"Our Department of Geography offers an outstanding education that allows students to learn both the political-economic-historical perspective of geography as well as the powerful tools used to create complex maps using GIS technology," said David Pittenger, dean of the College of Liberal Arts.
James M. Leonard, a geography professor and director of the Geography Department GIS Lab, said the contract has so far employed 12 different undergraduate and graduate students. He said the GeoMine project is a joint venture among several federal agencies, notably the U.S. Office of Surface Mining, Reclamation, and Enforcement and several state-level environmental protection agencies, including the WVDEP.
Marshall fraternity collects for Toys for Tots
HUNTINGTON -- A Marshall University fraternity is taking collections in November for Toys for Tots, calling it Pikes for Tikes.
Members of Pi Kappa Alpha will be manning a table in the lobby of the Memorial Student Center from 10 a.m. to 4 p.m. on weekdays throughout November, excluding Nov. 19-23, which is Thanksgiving break.
Students will be accepting new, unopened toys or cash or check donations. Members of the Marine Corps will then come and pick up the toys in early December.
Cameron Wadley said those who want to make a cash or check donation should include their address so a receipt for the toys the fraternity members purchase will be sent back to them.
Wadley also is working to set up community collection events during the weekends leading up to early December.
For more information, contact Wadley at 240-409-4103 or by email at firstname.lastname@example.org. Checks can be sent to Pikes for Tikes, 1411 5th Ave., Huntington, WV 25755.
Marshall senior is new president of military engineering council
HUNTINGTON -- Nathan S. O'Kane, a Marshall University senior from Alexandria, Va., is the new president of the National Student Council for the Society of American Military Engineers.
"It's an honor, absolutely," O'Kane said of being elected in January of 2012 and taking office as president at the beginning of the 2012 fall semester. "I'm very proud to do this. It feels good to represent Marshall University."
The society is considered the premier professional military engineering association in the United States, facilitating interaction between the public and private sectors to enhance engineering support to national security.

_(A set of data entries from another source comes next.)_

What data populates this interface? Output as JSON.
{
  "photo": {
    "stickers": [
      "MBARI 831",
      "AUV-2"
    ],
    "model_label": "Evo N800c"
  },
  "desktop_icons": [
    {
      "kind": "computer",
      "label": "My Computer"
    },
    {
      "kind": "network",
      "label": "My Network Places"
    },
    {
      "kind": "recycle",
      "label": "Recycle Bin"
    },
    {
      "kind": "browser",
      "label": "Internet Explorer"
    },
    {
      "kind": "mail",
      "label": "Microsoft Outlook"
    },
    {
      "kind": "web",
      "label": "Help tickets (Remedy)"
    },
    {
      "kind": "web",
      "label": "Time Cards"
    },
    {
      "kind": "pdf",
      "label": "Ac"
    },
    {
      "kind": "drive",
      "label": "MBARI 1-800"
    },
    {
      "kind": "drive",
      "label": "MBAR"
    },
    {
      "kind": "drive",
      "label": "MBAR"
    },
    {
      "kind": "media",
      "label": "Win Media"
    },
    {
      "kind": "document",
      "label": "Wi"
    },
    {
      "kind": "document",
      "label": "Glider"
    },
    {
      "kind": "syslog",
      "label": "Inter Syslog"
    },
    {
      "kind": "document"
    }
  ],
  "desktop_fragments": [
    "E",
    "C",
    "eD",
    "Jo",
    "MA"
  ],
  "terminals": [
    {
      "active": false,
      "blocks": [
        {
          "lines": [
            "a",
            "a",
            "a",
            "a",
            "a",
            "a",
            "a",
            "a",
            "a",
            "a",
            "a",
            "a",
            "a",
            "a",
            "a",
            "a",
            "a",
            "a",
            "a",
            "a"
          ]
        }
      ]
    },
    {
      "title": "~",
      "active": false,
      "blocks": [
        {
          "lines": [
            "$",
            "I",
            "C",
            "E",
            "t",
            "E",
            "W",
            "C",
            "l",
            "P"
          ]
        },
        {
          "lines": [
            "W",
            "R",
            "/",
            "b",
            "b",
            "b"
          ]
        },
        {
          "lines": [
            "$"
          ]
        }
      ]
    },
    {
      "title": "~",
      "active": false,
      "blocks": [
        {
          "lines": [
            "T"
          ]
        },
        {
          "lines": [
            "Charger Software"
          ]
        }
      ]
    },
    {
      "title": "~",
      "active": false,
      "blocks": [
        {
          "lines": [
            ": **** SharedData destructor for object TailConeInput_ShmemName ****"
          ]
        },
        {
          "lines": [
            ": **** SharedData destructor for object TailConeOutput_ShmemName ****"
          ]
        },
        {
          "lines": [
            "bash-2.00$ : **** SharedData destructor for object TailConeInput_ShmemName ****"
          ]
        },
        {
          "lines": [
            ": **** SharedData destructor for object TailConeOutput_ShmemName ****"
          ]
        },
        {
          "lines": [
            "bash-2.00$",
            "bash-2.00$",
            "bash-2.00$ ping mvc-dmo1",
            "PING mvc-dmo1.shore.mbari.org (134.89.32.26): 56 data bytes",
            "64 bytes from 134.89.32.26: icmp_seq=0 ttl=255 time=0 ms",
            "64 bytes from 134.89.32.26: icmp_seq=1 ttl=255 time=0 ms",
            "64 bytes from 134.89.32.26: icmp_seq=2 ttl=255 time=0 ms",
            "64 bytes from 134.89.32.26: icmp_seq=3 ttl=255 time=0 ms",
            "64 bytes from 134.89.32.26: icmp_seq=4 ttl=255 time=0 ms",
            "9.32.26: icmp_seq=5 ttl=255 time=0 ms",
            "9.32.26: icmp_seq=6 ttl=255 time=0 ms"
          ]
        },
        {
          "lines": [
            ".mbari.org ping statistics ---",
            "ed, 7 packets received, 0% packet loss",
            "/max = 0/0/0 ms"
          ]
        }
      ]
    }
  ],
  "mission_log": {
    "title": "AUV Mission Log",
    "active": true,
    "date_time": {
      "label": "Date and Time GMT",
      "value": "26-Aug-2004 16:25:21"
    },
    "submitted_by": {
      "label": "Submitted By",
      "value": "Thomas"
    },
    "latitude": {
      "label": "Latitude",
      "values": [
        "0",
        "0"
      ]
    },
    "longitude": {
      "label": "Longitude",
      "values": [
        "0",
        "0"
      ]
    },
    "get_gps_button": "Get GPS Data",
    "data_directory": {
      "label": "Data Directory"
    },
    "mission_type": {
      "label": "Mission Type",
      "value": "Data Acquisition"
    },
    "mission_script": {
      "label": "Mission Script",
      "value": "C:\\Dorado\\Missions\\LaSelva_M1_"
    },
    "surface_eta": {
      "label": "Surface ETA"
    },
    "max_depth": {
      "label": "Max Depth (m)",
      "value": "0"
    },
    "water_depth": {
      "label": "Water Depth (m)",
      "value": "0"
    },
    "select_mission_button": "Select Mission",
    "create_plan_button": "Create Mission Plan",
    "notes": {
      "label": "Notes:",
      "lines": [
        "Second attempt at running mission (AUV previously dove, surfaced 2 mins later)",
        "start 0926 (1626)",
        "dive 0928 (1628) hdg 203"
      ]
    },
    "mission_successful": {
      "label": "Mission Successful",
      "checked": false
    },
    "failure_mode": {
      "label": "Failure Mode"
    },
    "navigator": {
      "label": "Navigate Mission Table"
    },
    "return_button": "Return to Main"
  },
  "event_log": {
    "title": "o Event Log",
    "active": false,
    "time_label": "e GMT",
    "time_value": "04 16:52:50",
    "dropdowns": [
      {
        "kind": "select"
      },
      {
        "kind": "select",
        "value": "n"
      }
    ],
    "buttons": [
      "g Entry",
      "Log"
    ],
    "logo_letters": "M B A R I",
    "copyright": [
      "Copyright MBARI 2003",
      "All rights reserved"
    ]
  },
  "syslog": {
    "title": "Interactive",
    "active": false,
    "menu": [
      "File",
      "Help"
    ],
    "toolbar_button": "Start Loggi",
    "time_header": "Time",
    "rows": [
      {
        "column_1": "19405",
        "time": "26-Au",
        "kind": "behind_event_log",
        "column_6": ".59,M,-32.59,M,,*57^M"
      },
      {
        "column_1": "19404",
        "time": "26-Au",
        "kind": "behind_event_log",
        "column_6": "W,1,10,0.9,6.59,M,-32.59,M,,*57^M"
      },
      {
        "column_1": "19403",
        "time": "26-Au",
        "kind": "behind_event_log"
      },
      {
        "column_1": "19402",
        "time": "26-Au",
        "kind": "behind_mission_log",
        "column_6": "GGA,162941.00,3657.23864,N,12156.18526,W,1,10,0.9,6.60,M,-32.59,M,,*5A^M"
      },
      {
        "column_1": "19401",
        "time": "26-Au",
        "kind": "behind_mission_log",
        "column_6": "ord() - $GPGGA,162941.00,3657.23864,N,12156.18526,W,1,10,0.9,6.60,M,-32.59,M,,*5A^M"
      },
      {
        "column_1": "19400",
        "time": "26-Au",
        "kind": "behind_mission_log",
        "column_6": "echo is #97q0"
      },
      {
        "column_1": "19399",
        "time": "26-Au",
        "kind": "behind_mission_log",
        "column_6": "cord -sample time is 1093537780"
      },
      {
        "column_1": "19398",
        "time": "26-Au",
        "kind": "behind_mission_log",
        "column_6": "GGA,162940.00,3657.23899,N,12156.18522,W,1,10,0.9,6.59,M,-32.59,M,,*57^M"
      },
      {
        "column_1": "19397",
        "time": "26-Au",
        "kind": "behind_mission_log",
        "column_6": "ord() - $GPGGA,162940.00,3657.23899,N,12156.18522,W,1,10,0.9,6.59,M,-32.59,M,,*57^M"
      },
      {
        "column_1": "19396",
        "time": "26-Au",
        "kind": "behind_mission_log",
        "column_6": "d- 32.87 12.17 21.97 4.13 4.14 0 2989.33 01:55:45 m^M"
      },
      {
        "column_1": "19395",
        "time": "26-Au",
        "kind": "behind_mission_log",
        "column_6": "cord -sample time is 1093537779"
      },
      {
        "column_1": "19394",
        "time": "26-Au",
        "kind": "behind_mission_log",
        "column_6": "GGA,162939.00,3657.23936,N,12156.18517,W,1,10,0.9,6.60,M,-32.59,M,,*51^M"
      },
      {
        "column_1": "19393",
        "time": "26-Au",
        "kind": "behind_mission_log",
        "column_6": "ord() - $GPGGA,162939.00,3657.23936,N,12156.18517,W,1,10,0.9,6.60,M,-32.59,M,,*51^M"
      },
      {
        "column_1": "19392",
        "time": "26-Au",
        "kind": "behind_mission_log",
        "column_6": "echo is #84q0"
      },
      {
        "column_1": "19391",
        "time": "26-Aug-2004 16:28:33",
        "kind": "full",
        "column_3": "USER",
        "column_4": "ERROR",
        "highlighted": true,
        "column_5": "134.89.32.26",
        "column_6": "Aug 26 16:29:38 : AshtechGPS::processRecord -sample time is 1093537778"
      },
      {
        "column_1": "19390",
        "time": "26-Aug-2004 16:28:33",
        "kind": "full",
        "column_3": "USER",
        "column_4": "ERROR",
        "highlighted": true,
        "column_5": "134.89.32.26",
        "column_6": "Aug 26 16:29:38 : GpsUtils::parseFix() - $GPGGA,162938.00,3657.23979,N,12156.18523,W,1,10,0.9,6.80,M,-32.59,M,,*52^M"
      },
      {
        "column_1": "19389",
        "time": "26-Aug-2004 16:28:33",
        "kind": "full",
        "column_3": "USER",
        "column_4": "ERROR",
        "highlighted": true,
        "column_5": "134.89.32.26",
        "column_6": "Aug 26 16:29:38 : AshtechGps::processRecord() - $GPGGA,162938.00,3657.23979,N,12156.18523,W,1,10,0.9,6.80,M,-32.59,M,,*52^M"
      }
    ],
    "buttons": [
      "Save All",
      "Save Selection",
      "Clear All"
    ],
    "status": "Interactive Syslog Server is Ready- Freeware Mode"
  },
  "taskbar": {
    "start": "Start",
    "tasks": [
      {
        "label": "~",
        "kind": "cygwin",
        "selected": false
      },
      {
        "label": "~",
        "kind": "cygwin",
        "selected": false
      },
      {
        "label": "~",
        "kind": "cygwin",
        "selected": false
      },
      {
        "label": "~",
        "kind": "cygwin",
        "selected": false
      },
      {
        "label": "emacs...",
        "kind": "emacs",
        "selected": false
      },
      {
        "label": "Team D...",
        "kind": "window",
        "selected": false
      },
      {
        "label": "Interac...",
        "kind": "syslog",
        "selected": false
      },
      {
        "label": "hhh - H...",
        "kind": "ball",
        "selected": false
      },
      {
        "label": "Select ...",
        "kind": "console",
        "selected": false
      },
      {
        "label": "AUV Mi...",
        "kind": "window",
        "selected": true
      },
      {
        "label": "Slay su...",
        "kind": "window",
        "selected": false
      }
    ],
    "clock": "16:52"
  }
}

Its membership comprises more than 20,000 leaders representing the uniformed military services as well as numerous government agencies, nonprofit associations, academic institutions and private-sector firms.
O'Kane will graduate from Marshall in May with a bachelor's degree in engineering.